(Entries from a dataset of interfaces)

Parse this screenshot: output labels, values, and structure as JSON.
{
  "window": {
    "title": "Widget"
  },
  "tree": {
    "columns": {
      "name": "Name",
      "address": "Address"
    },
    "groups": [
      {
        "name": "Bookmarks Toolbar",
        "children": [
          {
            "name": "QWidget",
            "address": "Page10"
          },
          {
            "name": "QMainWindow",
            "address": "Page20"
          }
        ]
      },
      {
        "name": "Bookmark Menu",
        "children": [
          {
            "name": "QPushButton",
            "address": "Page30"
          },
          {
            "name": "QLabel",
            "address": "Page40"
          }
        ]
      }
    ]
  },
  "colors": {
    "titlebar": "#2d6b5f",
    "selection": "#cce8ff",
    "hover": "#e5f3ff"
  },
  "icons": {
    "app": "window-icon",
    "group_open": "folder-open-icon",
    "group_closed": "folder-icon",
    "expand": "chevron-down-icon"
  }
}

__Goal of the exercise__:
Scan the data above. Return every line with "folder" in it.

__Exercise response__:
    "group_open": "folder-open-icon",
    "group_closed": "folder-icon",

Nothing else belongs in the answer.